Police officers detain demonstrators in Saint Petersburg yesterday as protests broke out across Russia
A man is dragged away by Russian security forces at a protest in Moscow against Vladimir Putin’s order for the mobilisation of military reservists
Putin’s announcement led to a mass exodus with traffic at border crossings with Finland and Georgia surging and prices for air tickets from Moscow rocketing.
Prices for air tickets out of Moscow soared above £5,000 for one-way tickets to the nearest foreign locations, with most air tickets sold out completely for coming days.
Social media groups popped up with advice on how to get out of Russia while one news site in Russian gave a list of ‘where to run away right now from Russia.’ There were long tailbacks at border crossings with Georgia.
‘War is horrible,’ Sergei, a Russian man who declined to give his surname, told Reuters as he arrived in Belgrade, the Serbian capital. ‘It’s okay to be afraid of war and of death and such things.’
One Russian man who gave his name only as Alex told Reuters in Istanbul that he had left Russia partly due to the mobilisation.
A woman is carried away by Russian police in Moscow during a demonstration against the Russian president’s latest escalation in the Ukraine conflict
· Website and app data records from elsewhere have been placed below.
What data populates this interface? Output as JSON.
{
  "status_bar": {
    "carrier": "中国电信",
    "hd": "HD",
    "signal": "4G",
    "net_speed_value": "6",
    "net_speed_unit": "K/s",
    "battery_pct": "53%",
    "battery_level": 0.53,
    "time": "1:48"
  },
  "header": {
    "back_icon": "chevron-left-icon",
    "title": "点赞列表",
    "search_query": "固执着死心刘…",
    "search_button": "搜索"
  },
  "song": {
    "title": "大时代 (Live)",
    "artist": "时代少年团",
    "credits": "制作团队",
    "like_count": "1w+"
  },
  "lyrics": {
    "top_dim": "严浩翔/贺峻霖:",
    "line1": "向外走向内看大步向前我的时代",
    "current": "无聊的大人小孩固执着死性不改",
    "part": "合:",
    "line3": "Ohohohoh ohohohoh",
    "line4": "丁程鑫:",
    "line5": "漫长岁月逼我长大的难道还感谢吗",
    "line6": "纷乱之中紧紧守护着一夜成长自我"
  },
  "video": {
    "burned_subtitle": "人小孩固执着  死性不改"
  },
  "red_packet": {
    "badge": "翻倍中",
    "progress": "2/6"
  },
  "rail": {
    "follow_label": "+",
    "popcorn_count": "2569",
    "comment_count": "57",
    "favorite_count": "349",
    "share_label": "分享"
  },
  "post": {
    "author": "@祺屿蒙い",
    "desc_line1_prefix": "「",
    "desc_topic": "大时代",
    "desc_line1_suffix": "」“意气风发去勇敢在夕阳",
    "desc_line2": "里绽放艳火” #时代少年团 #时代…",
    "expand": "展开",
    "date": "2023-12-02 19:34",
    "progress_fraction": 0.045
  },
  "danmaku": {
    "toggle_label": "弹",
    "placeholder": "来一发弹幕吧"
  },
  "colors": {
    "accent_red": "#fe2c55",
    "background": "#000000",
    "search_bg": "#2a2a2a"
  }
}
A man is carried away by security personnel in Moscow as thousands took to the streets to protest against the war and the mobilisation of reservists
There were clashes between police and protesters in Moscow =as people took to the streets to protest Putin’s latest plans in the Ukraine conflict
‘The partial mobilisation is one of the reasons why I am here,’ he said. ‘A very poor step it seems to be, and it can lead to lots of problems to lots of Russians.’
Russian state-owned pollsters say that more than 70 per cent of Russians support what the Kremlin calls the ‘special military operation’, though polling leaked in July showed an even split between those who wanted to fighting to stop or continue.
A tourism industry source told Reuters that there was desperation as people sought to find air tickets out of Russia.
‘This is panic demand from people who are afraid they won’t be able to leave the country later – people are buying tickets not caring where they fly to,’ the source said.
Traffic arriving at Finland’s eastern border with Russia ‘intensified’ overnight, the Finnish Border Guard said.
‘The number clearly has picked up,’ the Finnish border guard’s head of international affairs, Matti Pitkaniitty, told Reuters, adding that the situation was under control and border guards were ready at nine checkpoints.